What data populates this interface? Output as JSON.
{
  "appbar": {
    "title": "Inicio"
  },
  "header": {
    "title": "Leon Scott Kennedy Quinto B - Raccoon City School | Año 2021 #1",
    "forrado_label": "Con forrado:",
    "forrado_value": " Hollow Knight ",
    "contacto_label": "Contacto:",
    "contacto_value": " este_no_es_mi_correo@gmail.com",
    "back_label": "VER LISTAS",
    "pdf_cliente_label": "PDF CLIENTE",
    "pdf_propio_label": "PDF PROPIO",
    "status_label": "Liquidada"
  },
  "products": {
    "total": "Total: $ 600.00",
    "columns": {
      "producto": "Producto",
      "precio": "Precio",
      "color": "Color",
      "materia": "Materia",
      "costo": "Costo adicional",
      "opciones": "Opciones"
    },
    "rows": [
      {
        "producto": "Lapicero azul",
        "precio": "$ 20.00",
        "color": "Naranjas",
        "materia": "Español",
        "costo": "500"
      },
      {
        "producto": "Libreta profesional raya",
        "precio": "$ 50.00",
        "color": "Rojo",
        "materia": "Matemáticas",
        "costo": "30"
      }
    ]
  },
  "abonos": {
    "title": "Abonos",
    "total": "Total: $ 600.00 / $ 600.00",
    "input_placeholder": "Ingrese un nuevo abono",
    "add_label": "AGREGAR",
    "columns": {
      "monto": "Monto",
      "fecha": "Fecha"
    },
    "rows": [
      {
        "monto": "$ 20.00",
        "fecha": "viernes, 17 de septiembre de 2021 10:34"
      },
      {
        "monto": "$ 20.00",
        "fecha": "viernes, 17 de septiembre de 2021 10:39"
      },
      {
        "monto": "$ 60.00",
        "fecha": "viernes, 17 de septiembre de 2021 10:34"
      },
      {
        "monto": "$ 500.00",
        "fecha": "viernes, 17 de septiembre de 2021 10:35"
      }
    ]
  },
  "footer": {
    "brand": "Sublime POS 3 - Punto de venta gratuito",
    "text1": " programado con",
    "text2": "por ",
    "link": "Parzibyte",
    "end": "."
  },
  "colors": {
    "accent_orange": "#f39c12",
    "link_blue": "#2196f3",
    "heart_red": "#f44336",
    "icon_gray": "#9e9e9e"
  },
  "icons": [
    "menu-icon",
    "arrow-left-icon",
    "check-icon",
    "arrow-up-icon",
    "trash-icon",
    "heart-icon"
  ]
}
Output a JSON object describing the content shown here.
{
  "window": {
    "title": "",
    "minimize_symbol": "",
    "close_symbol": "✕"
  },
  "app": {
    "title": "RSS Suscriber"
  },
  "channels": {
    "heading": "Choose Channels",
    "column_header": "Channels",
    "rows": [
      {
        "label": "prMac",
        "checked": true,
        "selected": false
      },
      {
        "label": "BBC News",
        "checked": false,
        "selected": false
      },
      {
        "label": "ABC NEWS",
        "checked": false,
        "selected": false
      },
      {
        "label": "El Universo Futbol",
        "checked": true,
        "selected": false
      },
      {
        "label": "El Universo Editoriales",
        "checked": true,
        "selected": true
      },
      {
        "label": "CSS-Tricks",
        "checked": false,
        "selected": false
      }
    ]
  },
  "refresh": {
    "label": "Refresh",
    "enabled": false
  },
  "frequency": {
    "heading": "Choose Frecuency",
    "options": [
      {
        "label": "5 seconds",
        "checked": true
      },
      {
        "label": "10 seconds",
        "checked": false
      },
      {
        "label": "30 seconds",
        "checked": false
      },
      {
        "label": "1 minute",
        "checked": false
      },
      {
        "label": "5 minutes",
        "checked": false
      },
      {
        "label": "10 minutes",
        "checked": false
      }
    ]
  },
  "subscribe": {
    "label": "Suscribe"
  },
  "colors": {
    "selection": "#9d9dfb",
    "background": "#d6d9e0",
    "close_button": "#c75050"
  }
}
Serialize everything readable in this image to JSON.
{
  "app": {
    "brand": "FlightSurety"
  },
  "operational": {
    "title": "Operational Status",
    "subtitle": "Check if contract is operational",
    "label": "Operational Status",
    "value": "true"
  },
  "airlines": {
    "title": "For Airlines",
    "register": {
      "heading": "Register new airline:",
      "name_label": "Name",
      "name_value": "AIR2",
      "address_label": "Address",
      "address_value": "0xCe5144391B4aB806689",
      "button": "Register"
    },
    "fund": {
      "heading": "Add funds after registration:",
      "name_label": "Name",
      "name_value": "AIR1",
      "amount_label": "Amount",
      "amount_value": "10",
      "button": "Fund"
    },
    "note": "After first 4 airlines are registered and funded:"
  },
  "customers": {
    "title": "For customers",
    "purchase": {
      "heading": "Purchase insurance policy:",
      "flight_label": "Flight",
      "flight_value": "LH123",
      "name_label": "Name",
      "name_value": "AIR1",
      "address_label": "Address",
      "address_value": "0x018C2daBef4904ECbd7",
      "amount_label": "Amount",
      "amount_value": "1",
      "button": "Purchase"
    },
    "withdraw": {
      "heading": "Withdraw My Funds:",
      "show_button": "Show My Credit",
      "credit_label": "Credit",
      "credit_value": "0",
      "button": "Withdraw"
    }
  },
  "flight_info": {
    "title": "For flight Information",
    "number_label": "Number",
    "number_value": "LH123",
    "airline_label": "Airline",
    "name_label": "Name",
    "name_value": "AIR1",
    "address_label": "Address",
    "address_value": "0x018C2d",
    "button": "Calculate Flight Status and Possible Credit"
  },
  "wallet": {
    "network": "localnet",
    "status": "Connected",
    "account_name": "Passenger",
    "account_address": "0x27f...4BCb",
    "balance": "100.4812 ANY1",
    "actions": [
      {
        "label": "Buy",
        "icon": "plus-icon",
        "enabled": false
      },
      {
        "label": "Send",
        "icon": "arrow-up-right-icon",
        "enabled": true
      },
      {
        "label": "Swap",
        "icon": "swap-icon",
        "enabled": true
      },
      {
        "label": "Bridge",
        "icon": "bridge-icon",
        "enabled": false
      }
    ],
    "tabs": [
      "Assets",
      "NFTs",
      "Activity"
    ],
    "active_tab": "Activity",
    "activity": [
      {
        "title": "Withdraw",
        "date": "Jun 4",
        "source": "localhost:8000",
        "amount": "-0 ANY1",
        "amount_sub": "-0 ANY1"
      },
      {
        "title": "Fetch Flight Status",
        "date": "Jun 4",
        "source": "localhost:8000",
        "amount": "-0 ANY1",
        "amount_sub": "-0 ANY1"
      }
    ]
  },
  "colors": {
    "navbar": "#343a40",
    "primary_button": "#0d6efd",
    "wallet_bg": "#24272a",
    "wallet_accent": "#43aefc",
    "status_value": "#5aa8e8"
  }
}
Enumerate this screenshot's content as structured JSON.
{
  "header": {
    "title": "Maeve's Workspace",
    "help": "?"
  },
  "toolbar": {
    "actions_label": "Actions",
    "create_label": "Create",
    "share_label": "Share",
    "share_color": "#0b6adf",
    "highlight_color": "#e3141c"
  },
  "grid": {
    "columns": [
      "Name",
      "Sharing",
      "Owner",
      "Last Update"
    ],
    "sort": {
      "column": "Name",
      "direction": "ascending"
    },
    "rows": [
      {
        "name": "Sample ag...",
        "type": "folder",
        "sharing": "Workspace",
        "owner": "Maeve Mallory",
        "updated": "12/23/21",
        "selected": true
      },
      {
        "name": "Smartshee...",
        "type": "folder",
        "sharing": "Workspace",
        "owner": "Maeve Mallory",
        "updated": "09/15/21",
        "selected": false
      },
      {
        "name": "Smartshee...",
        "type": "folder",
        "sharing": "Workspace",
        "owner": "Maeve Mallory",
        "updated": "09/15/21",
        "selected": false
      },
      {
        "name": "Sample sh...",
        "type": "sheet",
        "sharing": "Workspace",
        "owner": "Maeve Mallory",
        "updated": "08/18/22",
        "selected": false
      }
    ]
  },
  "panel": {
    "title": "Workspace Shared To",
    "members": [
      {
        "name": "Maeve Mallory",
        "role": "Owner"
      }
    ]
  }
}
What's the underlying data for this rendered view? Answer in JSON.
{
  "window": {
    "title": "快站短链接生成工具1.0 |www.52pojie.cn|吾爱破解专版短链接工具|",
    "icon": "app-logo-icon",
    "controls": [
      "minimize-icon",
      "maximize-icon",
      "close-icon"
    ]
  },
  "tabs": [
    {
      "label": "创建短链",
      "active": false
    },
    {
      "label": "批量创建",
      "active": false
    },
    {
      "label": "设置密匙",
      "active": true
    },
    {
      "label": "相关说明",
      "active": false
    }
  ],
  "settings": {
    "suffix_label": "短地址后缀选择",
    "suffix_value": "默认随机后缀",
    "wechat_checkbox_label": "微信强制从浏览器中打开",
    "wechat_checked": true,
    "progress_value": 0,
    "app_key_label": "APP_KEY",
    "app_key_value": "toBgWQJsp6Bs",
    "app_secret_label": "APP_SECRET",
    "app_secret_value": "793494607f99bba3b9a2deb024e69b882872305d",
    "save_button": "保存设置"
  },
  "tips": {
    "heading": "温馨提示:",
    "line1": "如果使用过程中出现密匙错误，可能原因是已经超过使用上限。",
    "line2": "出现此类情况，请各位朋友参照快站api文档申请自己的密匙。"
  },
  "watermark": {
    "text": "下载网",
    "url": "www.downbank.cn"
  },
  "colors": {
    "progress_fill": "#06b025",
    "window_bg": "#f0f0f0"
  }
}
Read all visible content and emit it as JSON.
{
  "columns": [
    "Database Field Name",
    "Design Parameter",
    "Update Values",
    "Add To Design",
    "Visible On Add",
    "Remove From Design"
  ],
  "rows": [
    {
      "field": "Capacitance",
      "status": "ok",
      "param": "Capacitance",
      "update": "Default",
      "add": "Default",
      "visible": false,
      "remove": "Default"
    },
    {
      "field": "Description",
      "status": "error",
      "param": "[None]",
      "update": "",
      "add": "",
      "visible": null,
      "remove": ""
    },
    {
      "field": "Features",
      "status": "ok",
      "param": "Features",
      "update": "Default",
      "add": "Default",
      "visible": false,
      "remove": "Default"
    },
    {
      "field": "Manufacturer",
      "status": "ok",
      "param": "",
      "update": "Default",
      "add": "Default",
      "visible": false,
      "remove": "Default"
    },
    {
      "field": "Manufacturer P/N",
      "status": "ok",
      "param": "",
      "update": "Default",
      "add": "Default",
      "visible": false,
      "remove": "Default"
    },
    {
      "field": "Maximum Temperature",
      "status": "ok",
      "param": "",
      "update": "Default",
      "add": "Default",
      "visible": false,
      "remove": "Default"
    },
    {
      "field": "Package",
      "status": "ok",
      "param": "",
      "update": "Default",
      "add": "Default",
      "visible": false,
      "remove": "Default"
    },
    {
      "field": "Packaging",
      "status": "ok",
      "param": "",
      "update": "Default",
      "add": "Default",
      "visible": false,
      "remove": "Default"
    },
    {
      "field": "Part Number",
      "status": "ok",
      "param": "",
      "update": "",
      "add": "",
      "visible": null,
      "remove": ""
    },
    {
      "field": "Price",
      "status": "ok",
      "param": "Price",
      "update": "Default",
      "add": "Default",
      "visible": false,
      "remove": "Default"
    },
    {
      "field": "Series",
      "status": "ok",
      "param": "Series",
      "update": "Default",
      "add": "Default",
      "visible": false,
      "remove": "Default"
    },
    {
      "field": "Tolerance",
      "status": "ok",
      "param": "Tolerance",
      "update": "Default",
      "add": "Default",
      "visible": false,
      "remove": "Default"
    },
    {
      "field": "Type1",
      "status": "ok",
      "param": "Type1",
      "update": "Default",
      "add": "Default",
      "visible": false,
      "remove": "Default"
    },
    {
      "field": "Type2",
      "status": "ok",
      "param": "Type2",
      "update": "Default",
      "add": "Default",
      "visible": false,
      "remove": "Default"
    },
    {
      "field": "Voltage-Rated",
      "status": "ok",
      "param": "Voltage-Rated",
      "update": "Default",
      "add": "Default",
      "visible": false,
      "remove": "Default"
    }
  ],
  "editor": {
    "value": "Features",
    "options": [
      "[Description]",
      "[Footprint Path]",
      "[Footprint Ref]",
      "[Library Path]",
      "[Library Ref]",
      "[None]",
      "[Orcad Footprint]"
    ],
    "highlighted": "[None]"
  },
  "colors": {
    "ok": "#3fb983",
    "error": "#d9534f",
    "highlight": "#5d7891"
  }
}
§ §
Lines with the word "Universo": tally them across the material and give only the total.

• [Result of the exercise] 2